Honda 3D prints a tiny electric van for a critical mission: delivering cookies

Ronan Glon
Digital Trends
Honda 3D prints a tiny electric van for a critical mission: delivering cookies
Honda has teamed up with a Japanese firm named Kabuku to design, print, and build an electric delivery van named Micro Commuter. It offers 50 miles of range, and it will be used to deliver cookies by a company named Toshimaya.

Honda has teamed up with a Japanese 3D-printing startup named Kabuku to design and build a pint-sized electric vehicle dubbed Micro Commuter.

The Micro Commuter is built on a rigid and lightweight tubular chassis designed in-house by Honda, while the exterior body panels and the panels in the cargo area were all 3D-printed. That doesn’t mean the Micro Commuter is as exciting as a toaster. It features a surprising amount of intricate details including an emblem up front and decorative panels on either side.

Related: Honda’s new CR-V grows up with a sharp design, a nicer interior, and a turbo four

A photo of the Micro Commuter’s bare chassis reveals that it’s a simple, back-to-the-basics machine. Dimensions haven’t been published yet, but it’s narrow enough that a single seat takes up most of the cockpit’s width. It’s equipped with a full instrument cluster, and a small screen on the left side of the three-spoke steering wheel that runs the infotainment system. The placement of the screen might sound odd at first, but keep in mind that Japan is a right-hand-drive market so motorists are accustomed to using their left hand to navigate touch screens in cars.

Power comes from an all-electric drivetrain developed specifically for short-range trips.
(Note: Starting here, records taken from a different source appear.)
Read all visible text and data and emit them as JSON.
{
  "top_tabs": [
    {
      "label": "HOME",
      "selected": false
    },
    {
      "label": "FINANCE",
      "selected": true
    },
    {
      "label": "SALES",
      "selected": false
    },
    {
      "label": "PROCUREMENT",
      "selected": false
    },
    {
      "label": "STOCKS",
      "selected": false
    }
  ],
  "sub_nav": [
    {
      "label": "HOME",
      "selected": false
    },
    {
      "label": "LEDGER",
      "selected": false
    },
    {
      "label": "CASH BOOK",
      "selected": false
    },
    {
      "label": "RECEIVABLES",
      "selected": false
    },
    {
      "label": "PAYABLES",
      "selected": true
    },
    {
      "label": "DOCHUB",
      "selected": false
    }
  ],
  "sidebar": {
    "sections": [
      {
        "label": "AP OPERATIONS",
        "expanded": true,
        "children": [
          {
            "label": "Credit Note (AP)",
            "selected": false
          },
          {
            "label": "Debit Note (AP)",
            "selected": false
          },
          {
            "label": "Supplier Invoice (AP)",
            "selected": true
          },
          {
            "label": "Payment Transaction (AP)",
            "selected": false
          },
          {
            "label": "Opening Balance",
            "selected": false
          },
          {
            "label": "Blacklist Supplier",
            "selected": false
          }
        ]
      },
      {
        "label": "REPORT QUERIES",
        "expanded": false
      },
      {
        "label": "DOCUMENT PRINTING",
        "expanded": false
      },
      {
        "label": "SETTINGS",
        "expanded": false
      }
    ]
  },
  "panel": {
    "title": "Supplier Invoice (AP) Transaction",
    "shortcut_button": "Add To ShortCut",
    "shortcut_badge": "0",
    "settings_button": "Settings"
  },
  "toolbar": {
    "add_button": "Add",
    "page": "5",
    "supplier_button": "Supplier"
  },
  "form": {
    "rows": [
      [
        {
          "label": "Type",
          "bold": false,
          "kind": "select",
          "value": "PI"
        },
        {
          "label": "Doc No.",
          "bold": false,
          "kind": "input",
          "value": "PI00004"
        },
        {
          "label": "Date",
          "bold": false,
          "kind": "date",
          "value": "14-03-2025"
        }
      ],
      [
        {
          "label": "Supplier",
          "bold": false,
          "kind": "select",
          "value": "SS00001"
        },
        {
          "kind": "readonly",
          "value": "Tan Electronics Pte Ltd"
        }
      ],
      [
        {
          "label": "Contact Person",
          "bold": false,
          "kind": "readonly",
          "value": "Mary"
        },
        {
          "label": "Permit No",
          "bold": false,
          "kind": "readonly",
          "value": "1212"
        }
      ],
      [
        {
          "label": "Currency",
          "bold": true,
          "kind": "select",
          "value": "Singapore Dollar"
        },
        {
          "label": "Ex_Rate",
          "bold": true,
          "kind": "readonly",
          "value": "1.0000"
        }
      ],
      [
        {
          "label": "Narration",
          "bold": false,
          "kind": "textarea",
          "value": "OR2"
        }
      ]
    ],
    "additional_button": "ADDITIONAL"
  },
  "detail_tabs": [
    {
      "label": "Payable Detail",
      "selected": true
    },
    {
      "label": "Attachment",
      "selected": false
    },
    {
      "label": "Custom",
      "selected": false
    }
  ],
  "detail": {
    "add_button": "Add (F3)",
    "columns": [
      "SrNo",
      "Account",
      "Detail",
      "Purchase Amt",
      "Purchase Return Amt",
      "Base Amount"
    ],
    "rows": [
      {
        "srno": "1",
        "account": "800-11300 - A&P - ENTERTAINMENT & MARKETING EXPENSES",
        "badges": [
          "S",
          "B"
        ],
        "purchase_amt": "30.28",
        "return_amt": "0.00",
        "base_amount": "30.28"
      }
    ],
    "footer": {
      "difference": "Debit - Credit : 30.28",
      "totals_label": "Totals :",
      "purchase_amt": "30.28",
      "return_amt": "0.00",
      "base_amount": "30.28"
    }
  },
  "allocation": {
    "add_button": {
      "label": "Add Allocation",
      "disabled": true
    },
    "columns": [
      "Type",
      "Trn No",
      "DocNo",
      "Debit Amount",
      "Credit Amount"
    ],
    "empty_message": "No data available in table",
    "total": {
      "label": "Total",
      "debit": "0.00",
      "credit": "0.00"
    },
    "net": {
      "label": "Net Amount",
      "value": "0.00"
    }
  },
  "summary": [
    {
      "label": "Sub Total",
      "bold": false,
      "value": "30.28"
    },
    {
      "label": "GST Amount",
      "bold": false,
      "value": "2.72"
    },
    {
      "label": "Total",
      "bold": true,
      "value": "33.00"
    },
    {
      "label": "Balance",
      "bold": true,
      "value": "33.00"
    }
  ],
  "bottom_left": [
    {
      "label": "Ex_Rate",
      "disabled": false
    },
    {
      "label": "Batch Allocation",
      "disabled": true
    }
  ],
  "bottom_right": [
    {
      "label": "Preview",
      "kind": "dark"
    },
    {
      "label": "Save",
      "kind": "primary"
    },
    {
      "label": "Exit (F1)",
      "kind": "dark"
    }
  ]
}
Technical details are still few and far between, but we know that Honda’s newest battery-powered model offers 50 miles of driving range in ideal driving conditions. That’s plenty for a vehicle that’s not intended to leave crowded urban areas.

The Micro Commuter sounds like a wild, one-off concept designed for the auto show circuit, but Honda explains it was developed for a Japanese company named Toshimaya that makes sake, among other products. The Micro Commuter will be used to deliver a dove-shaped shortbread cookies named Hato sablé, which is Toshimaya’s most famous product.

Want one? You’re out of luck, because as of writing it doesn’t sound like Honda’s life-sized micro machine will be sold to the general public.